Patellofemoral Pain Syndrome

Overview

Pain in the front of the knee, often termed patellofemoral pain, is one of the most common causes of knee pain in patients, especially younger athletic patients that participate in activities such as running and biking. There are several areas in the front of the knee that can be the cause of pain:

Patella


The patella, or kneecap, has a thick cartilage surface that allows it to glide smoothly in the knee. The cartilage can become injured, either by altered alignment or increased pressure, resulting in pain.

Patellar tendon


The patellar tendon connects the patella to the tibia in the front of the knee. The patellar tendon can become inflamed with activities such as running and jumping. This is commonly termed ‘Jumpers’ knee’.

Retinaculum


the retinaculum is a thin band of tissue that runs on either side of the patella and connects it to the femur (thighbone). Patients with pain from the retinaculum often have pain on both sides of the patella that increases with activities.

Symptoms and Diagnosis

In patients who have persistent pain in the front of their knee, an evaluation by an orthopaedic surgeon is warranted. The diagnosis of patellofemoral pain can be made with a combination of history, physical exam, and imaging studies.

Patients often complain of pain in the front of the knee, especially with running or sporting activities. The pain can feel deep, under the kneecap, and sometimes is associated with mild swelling.

On physical exam, the surgeon evaluates the knee for swelling, any instability, and tenderness around the patella. Radiographs help determine if the patella is normally aligned within its groove (trochlea) in the knee. If cartilage injury is suspected, an MRI is usually obtained.

Treatment

The treatment of patellofemoral pain depends on the specific problems that is causing the pain. In most cases, the soft tissue (retinaculum and patellar tendon) are the source of the pain and can be treated with a program of rest, ice, activity modification, stretching, and strengthening of the knee. Stretching of the hamstring can be particularly helpful in alleviating patellofemoral pain.

An evaluation of patellofemoral pain by a physical therapist can be particularly valuable. Physical therapists can help evaluate the tracking of the patella and do treatments such as patella taping, massage, and ultrasound to improve symptoms. A brace can be worn as well to help the patella track correctly during athletic activities.
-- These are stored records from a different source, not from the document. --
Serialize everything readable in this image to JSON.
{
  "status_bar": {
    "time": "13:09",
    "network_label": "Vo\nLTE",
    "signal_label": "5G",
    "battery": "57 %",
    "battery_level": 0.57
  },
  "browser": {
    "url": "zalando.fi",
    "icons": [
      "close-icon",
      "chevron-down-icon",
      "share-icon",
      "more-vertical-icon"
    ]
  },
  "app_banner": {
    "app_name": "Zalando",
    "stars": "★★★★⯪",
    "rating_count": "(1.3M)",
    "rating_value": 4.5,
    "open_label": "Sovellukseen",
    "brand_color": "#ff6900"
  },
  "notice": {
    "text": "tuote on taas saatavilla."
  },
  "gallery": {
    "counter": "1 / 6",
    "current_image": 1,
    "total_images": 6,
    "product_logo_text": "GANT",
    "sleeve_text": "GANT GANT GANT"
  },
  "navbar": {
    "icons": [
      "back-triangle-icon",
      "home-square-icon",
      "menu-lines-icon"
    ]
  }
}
In some cases, surgery is necessary to correct malalignment or damage to the cartilage under the kneecap. In cases where the cartilage if frayed under the patella, an arthroscopic procedure can be performed to clean up the frayed cartilage. If the patella is badly aligned a surgical procedure may be needed in order to realign the patella.